# Try it
An exact, complete copy of the entries below is required, minus any pictures.

Records to use section start

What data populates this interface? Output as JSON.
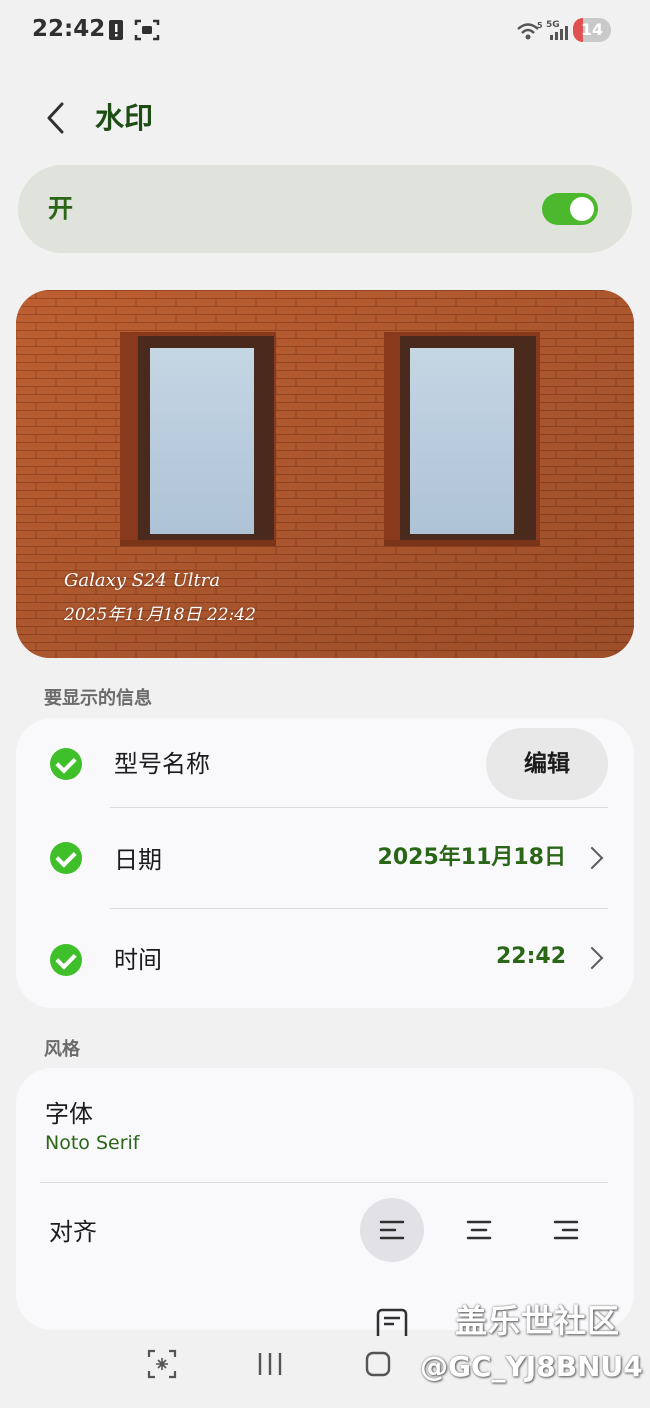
{
  "status_bar": {
    "time": "22:42",
    "battery_level": "14",
    "network_labels": [
      "5",
      "5G"
    ]
  },
  "header": {
    "title": "水印"
  },
  "toggle": {
    "label": "开",
    "on": true
  },
  "preview": {
    "model_text": "Galaxy S24 Ultra",
    "datetime_text": "2025年11月18日 22:42"
  },
  "info_section": {
    "label": "要显示的信息",
    "rows": [
      {
        "label": "型号名称",
        "checked": true,
        "button": "编辑"
      },
      {
        "label": "日期",
        "checked": true,
        "value": "2025年11月18日"
      },
      {
        "label": "时间",
        "checked": true,
        "value": "22:42"
      }
    ]
  },
  "style_section": {
    "label": "风格",
    "font_label": "字体",
    "font_value": "Noto Serif",
    "align_label": "对齐",
    "align_options": [
      "left",
      "center",
      "right"
    ],
    "align_selected": "left"
  },
  "overlay_watermark": {
    "line1": "盖乐世社区",
    "line2": "@GC_YJ8BNU4"
  },
  "colors": {
    "accent": "#2a6618",
    "switch_on": "#4bb82e",
    "check": "#3fbf2a",
    "brick": "#b85c30"
  },
  "nav_icons": [
    "capture-icon",
    "recents-icon",
    "home-icon"
  ]
}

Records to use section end

# Reply to the task
What data populates this interface? Output as JSON.
{
  "status_bar": {
    "time": "22:42",
    "battery_level": "14",
    "network_labels": [
      "5",
      "5G"
    ]
  },
  "header": {
    "title": "水印"
  },
  "toggle": {
    "label": "开",
    "on": true
  },
  "preview": {
    "model_text": "Galaxy S24 Ultra",
    "datetime_text": "2025年11月18日 22:42"
  },
  "info_section": {
    "label": "要显示的信息",
    "rows": [
      {
        "label": "型号名称",
        "checked": true,
        "button": "编辑"
      },
      {
        "label": "日期",
        "checked": true,
        "value": "2025年11月18日"
      },
      {
        "label": "时间",
        "checked": true,
        "value": "22:42"
      }
    ]
  },
  "style_section": {
    "label": "风格",
    "font_label": "字体",
    "font_value": "Noto Serif",
    "align_label": "对齐",
    "align_options": [
      "left",
      "center",
      "right"
    ],
    "align_selected": "left"
  },
  "overlay_watermark": {
    "line1": "盖乐世社区",
    "line2": "@GC_YJ8BNU4"
  },
  "colors": {
    "accent": "#2a6618",
    "switch_on": "#4bb82e",
    "check": "#3fbf2a",
    "brick": "#b85c30"
  },
  "nav_icons": [
    "capture-icon",
    "recents-icon",
    "home-icon"
  ]
}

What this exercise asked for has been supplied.